Publication : eLife

Species-wide whole genome sequencing reveals historical global spread and recent local persistence in Shigella flexneri

Scientific Fields
Diseases
Organisms
Applications
Technique

Published in eLife - 04 Aug 2015

Connor TR, Barker CR, Baker KS, Weill FX, Talukder KA, Smith AM, Baker S, Gouali M, Pham Thanh D, Jahan Azmi I, Dias da Silveira W, Semmler T, Wieler LH, Jenkins C, Cravioto A, Faruque SM, Parkhill J, Wook Kim D, Keddy KH, Thomson NR

Link to Pubmed [PMID] – 26238191

Elife 2015;4:e07335

Shigella flexneri is the most common cause of bacterial dysentery in low-income countries.

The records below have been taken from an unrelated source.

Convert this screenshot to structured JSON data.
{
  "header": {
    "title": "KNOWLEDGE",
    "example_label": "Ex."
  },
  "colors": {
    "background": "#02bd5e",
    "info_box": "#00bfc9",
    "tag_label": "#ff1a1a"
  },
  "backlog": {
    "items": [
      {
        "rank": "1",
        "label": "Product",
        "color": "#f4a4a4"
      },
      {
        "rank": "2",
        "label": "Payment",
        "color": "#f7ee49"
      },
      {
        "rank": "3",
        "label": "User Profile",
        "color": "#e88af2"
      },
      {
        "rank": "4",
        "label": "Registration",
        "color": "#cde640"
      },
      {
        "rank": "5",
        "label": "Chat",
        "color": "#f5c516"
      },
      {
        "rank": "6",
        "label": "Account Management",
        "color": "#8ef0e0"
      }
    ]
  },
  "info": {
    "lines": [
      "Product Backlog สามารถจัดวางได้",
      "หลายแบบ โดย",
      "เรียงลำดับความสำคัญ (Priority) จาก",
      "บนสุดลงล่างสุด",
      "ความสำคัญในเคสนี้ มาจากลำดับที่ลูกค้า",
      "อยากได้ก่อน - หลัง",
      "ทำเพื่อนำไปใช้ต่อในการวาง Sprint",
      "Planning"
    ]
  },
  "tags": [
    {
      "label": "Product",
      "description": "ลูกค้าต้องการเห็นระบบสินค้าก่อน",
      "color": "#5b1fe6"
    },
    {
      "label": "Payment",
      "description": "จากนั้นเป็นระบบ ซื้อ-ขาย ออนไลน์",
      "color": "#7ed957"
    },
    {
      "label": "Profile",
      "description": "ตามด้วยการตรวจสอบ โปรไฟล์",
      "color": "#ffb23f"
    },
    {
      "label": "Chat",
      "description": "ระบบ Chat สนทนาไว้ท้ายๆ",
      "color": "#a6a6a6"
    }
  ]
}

Despite this, S. flexneri remains largely unexplored from a genomic standpoint and is still described using a vocabulary based on serotyping reactions developed over half-a-century ago. Here we combine whole genome sequencing with geographical and temporal data to examine the natural history of the species. Our analysis subdivides S. flexneri into seven phylogenetic groups (PGs); each containing two-or-more serotypes and characterised by distinct virulence gene complement and geographic range. Within the S. flexneri PGs we identify geographically restricted sub-lineages that appear to have persistently colonised regions for many decades to over 100 years. Although we found abundant evidence of antimicrobial resistance (AMR) determinant acquisition, our dataset shows no evidence of subsequent intercontinental spread of antimicrobial resistant strains. The pattern of colonisation and AMR gene acquisition suggest that S. flexneri has a distinct life-cycle involving local persistence.

http://www.ncbi.nlm.nih.gov/pubmed/26238191